> EXERCISE PROMPT: Nothing in the records may be changed; reproduce all of them.

> DATASET RECORDS:

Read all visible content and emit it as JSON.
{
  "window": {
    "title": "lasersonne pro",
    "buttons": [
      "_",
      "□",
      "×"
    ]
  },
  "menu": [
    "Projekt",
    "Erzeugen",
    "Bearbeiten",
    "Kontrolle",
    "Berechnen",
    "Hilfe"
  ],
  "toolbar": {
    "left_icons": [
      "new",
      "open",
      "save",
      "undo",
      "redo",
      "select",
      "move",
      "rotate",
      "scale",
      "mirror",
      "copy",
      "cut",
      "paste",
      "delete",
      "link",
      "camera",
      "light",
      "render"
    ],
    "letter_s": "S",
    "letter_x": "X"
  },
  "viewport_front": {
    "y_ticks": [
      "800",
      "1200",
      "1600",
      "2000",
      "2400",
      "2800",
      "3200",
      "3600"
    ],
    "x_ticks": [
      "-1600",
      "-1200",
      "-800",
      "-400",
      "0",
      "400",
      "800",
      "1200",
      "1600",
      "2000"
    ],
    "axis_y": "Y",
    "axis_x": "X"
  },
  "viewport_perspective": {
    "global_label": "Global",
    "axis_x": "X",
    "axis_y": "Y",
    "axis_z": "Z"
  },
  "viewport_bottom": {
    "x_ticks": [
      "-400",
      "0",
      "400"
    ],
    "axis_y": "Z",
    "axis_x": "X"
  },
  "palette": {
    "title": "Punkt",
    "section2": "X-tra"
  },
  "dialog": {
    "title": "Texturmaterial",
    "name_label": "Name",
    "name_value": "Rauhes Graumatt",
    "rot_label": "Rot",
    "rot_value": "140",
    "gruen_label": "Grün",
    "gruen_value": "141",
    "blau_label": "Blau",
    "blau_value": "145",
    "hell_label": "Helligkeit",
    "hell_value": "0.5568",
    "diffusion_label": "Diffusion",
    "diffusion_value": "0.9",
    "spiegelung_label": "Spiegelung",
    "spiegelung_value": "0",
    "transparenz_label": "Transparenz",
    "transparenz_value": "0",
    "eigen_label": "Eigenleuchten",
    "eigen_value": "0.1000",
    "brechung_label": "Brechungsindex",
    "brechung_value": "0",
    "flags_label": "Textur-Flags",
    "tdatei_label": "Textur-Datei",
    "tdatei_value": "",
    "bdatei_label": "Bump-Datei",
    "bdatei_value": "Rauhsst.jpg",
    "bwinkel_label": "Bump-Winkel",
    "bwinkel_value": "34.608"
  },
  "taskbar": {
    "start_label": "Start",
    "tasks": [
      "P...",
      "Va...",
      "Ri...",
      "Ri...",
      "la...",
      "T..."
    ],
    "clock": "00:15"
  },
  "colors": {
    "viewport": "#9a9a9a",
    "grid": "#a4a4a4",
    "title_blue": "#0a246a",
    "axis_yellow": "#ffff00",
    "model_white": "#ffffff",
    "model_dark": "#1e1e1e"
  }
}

> RESPONSE BOX:
Read all visible content and emit it as JSON.
{
  "window": {
    "title": "lasersonne pro",
    "buttons": [
      "_",
      "□",
      "×"
    ]
  },
  "menu": [
    "Projekt",
    "Erzeugen",
    "Bearbeiten",
    "Kontrolle",
    "Berechnen",
    "Hilfe"
  ],
  "toolbar": {
    "left_icons": [
      "new",
      "open",
      "save",
      "undo",
      "redo",
      "select",
      "move",
      "rotate",
      "scale",
      "mirror",
      "copy",
      "cut",
      "paste",
      "delete",
      "link",
      "camera",
      "light",
      "render"
    ],
    "letter_s": "S",
    "letter_x": "X"
  },
  "viewport_front": {
    "y_ticks": [
      "800",
      "1200",
      "1600",
      "2000",
      "2400",
      "2800",
      "3200",
      "3600"
    ],
    "x_ticks": [
      "-1600",
      "-1200",
      "-800",
      "-400",
      "0",
      "400",
      "800",
      "1200",
      "1600",
      "2000"
    ],
    "axis_y": "Y",
    "axis_x": "X"
  },
  "viewport_perspective": {
    "global_label": "Global",
    "axis_x": "X",
    "axis_y": "Y",
    "axis_z": "Z"
  },
  "viewport_bottom": {
    "x_ticks": [
      "-400",
      "0",
      "400"
    ],
    "axis_y": "Z",
    "axis_x": "X"
  },
  "palette": {
    "title": "Punkt",
    "section2": "X-tra"
  },
  "dialog": {
    "title": "Texturmaterial",
    "name_label": "Name",
    "name_value": "Rauhes Graumatt",
    "rot_label": "Rot",
    "rot_value": "140",
    "gruen_label": "Grün",
    "gruen_value": "141",
    "blau_label": "Blau",
    "blau_value": "145",
    "hell_label": "Helligkeit",
    "hell_value": "0.5568",
    "diffusion_label": "Diffusion",
    "diffusion_value": "0.9",
    "spiegelung_label": "Spiegelung",
    "spiegelung_value": "0",
    "transparenz_label": "Transparenz",
    "transparenz_value": "0",
    "eigen_label": "Eigenleuchten",
    "eigen_value": "0.1000",
    "brechung_label": "Brechungsindex",
    "brechung_value": "0",
    "flags_label": "Textur-Flags",
    "tdatei_label": "Textur-Datei",
    "tdatei_value": "",
    "bdatei_label": "Bump-Datei",
    "bdatei_value": "Rauhsst.jpg",
    "bwinkel_label": "Bump-Winkel",
    "bwinkel_value": "34.608"
  },
  "taskbar": {
    "start_label": "Start",
    "tasks": [
      "P...",
      "Va...",
      "Ri...",
      "Ri...",
      "la...",
      "T..."
    ],
    "clock": "00:15"
  },
  "colors": {
    "viewport": "#9a9a9a",
    "grid": "#a4a4a4",
    "title_blue": "#0a246a",
    "axis_yellow": "#ffff00",
    "model_white": "#ffffff",
    "model_dark": "#1e1e1e"
  }
}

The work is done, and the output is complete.